> **Data**
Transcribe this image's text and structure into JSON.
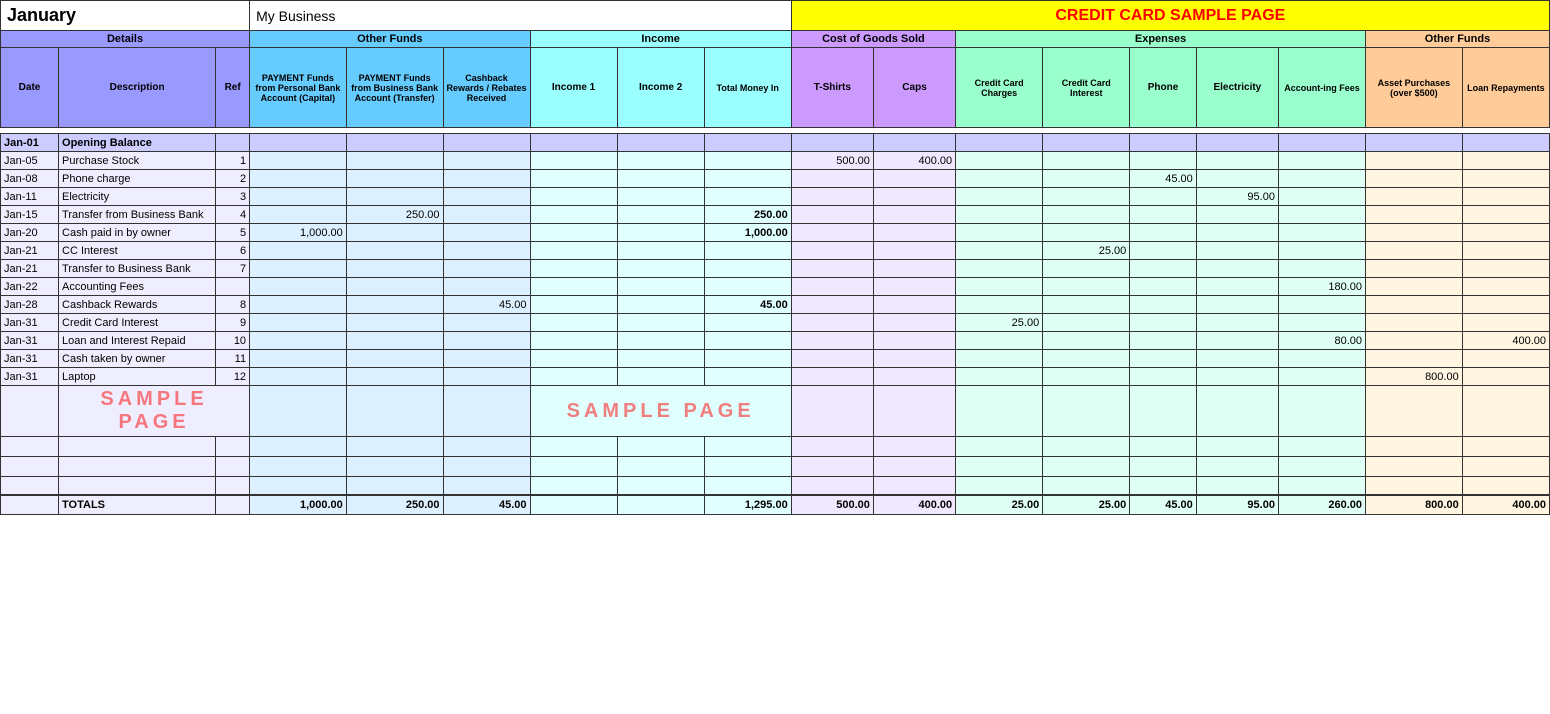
{
  "header": {
    "month": "January",
    "business": "My Business",
    "credit_title": "CREDIT CARD SAMPLE PAGE"
  },
  "sections": {
    "details": "Details",
    "other_funds": "Other Funds",
    "income": "Income",
    "cogs": "Cost of Goods Sold",
    "expenses": "Expenses",
    "other_funds2": "Other Funds"
  },
  "col_headers": {
    "date": "Date",
    "description": "Description",
    "ref": "Ref",
    "pay_personal": "PAYMENT Funds from Personal Bank Account (Capital)",
    "pay_business": "PAYMENT Funds from Business Bank Account (Transfer)",
    "cashback": "Cashback Rewards / Rebates Received",
    "income1": "Income 1",
    "income2": "Income 2",
    "total_money": "Total Money In",
    "tshirts": "T-Shirts",
    "caps": "Caps",
    "cc_charges": "Credit Card Charges",
    "cc_interest": "Credit Card Interest",
    "phone": "Phone",
    "electricity": "Electricity",
    "accounting": "Account-ing Fees",
    "asset": "Asset Purchases (over $500)",
    "loan": "Loan Repayments"
  },
  "rows": [
    {
      "date": "Jan-01",
      "desc": "Opening Balance",
      "ref": "",
      "pay_personal": "",
      "pay_business": "",
      "cashback": "",
      "income1": "",
      "income2": "",
      "total_money": "",
      "tshirts": "",
      "caps": "",
      "cc_charges": "",
      "cc_interest": "",
      "phone": "",
      "electricity": "",
      "accounting": "",
      "asset": "",
      "loan": "",
      "type": "opening"
    },
    {
      "date": "Jan-05",
      "desc": "Purchase Stock",
      "ref": "1",
      "pay_personal": "",
      "pay_business": "",
      "cashback": "",
      "income1": "",
      "income2": "",
      "total_money": "",
      "tshirts": "500.00",
      "caps": "400.00",
      "cc_charges": "",
      "cc_interest": "",
      "phone": "",
      "electricity": "",
      "accounting": "",
      "asset": "",
      "loan": "",
      "type": "data"
    },
    {
      "date": "Jan-08",
      "desc": "Phone charge",
      "ref": "2",
      "pay_personal": "",
      "pay_business": "",
      "cashback": "",
      "income1": "",
      "income2": "",
      "total_money": "",
      "tshirts": "",
      "caps": "",
      "cc_charges": "",
      "cc_interest": "",
      "phone": "45.00",
      "electricity": "",
      "accounting": "",
      "asset": "",
      "loan": "",
      "type": "data"
    },
    {
      "date": "Jan-11",
      "desc": "Electricity",
      "ref": "3",
      "pay_personal": "",
      "pay_business": "",
      "cashback": "",
      "income1": "",
      "income2": "",
      "total_money": "",
      "tshirts": "",
      "caps": "",
      "cc_charges": "",
      "cc_interest": "",
      "phone": "",
      "electricity": "95.00",
      "accounting": "",
      "asset": "",
      "loan": "",
      "type": "data"
    },
    {
      "date": "Jan-15",
      "desc": "Transfer from Business Bank",
      "ref": "4",
      "pay_personal": "",
      "pay_business": "250.00",
      "cashback": "",
      "income1": "",
      "income2": "",
      "total_money": "250.00",
      "tshirts": "",
      "caps": "",
      "cc_charges": "",
      "cc_interest": "",
      "phone": "",
      "electricity": "",
      "accounting": "",
      "asset": "",
      "loan": "",
      "type": "data",
      "total_bold": true
    },
    {
      "date": "Jan-20",
      "desc": "Cash paid in by owner",
      "ref": "5",
      "pay_personal": "1,000.00",
      "pay_business": "",
      "cashback": "",
      "income1": "",
      "income2": "",
      "total_money": "1,000.00",
      "tshirts": "",
      "caps": "",
      "cc_charges": "",
      "cc_interest": "",
      "phone": "",
      "electricity": "",
      "accounting": "",
      "asset": "",
      "loan": "",
      "type": "data",
      "total_bold": true
    },
    {
      "date": "Jan-21",
      "desc": "CC Interest",
      "ref": "6",
      "pay_personal": "",
      "pay_business": "",
      "cashback": "",
      "income1": "",
      "income2": "",
      "total_money": "",
      "tshirts": "",
      "caps": "",
      "cc_charges": "",
      "cc_interest": "25.00",
      "phone": "",
      "electricity": "",
      "accounting": "",
      "asset": "",
      "loan": "",
      "type": "data"
    },
    {
      "date": "Jan-21",
      "desc": "Transfer to Business Bank",
      "ref": "7",
      "pay_personal": "",
      "pay_business": "",
      "cashback": "",
      "income1": "",
      "income2": "",
      "total_money": "",
      "tshirts": "",
      "caps": "",
      "cc_charges": "",
      "cc_interest": "",
      "phone": "",
      "electricity": "",
      "accounting": "",
      "asset": "",
      "loan": "",
      "type": "data"
    },
    {
      "date": "Jan-22",
      "desc": "Accounting Fees",
      "ref": "",
      "pay_personal": "",
      "pay_business": "",
      "cashback": "",
      "income1": "",
      "income2": "",
      "total_money": "",
      "tshirts": "",
      "caps": "",
      "cc_charges": "",
      "cc_interest": "",
      "phone": "",
      "electricity": "",
      "accounting": "180.00",
      "asset": "",
      "loan": "",
      "type": "data"
    },
    {
      "date": "Jan-28",
      "desc": "Cashback Rewards",
      "ref": "8",
      "pay_personal": "",
      "pay_business": "",
      "cashback": "45.00",
      "income1": "",
      "income2": "",
      "total_money": "45.00",
      "tshirts": "",
      "caps": "",
      "cc_charges": "",
      "cc_interest": "",
      "phone": "",
      "electricity": "",
      "accounting": "",
      "asset": "",
      "loan": "",
      "type": "data",
      "total_bold": true
    },
    {
      "date": "Jan-31",
      "desc": "Credit Card Interest",
      "ref": "9",
      "pay_personal": "",
      "pay_business": "",
      "cashback": "",
      "income1": "",
      "income2": "",
      "total_money": "",
      "tshirts": "",
      "caps": "",
      "cc_charges": "25.00",
      "cc_interest": "",
      "phone": "",
      "electricity": "",
      "accounting": "",
      "asset": "",
      "loan": "",
      "type": "data"
    },
    {
      "date": "Jan-31",
      "desc": "Loan and Interest Repaid",
      "ref": "10",
      "pay_personal": "",
      "pay_business": "",
      "cashback": "",
      "income1": "",
      "income2": "",
      "total_money": "",
      "tshirts": "",
      "caps": "",
      "cc_charges": "",
      "cc_interest": "",
      "phone": "",
      "electricity": "",
      "accounting": "80.00",
      "asset": "",
      "loan": "400.00",
      "type": "data"
    },
    {
      "date": "Jan-31",
      "desc": "Cash taken by owner",
      "ref": "11",
      "pay_personal": "",
      "pay_business": "",
      "cashback": "",
      "income1": "",
      "income2": "",
      "total_money": "",
      "tshirts": "",
      "caps": "",
      "cc_charges": "",
      "cc_interest": "",
      "phone": "",
      "electricity": "",
      "accounting": "",
      "asset": "",
      "loan": "",
      "type": "data"
    },
    {
      "date": "Jan-31",
      "desc": "Laptop",
      "ref": "12",
      "pay_personal": "",
      "pay_business": "",
      "cashback": "",
      "income1": "",
      "income2": "",
      "total_money": "",
      "tshirts": "",
      "caps": "",
      "cc_charges": "",
      "cc_interest": "",
      "phone": "",
      "electricity": "",
      "accounting": "",
      "asset": "800.00",
      "loan": "",
      "type": "data"
    }
  ],
  "sample_rows": 3,
  "totals": {
    "label": "TOTALS",
    "pay_personal": "1,000.00",
    "pay_business": "250.00",
    "cashback": "45.00",
    "income1": "",
    "income2": "",
    "total_money": "1,295.00",
    "tshirts": "500.00",
    "caps": "400.00",
    "cc_charges": "25.00",
    "cc_interest": "25.00",
    "phone": "45.00",
    "electricity": "95.00",
    "accounting": "260.00",
    "asset": "800.00",
    "loan": "400.00"
  }
}
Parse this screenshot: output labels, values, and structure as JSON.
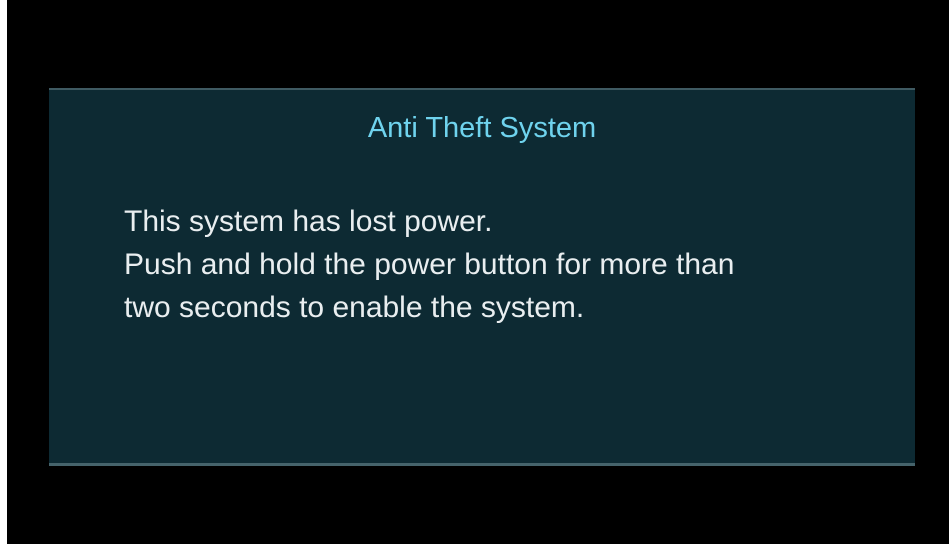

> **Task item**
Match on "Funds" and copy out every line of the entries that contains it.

> **Response for this exercise**
    "other_funds": "Other Funds",
    "other_funds2": "Other Funds"
    "pay_personal": "PAYMENT Funds from Personal Bank Account (Capital)",
    "pay_business": "PAYMENT Funds from Business Bank Account (Transfer)",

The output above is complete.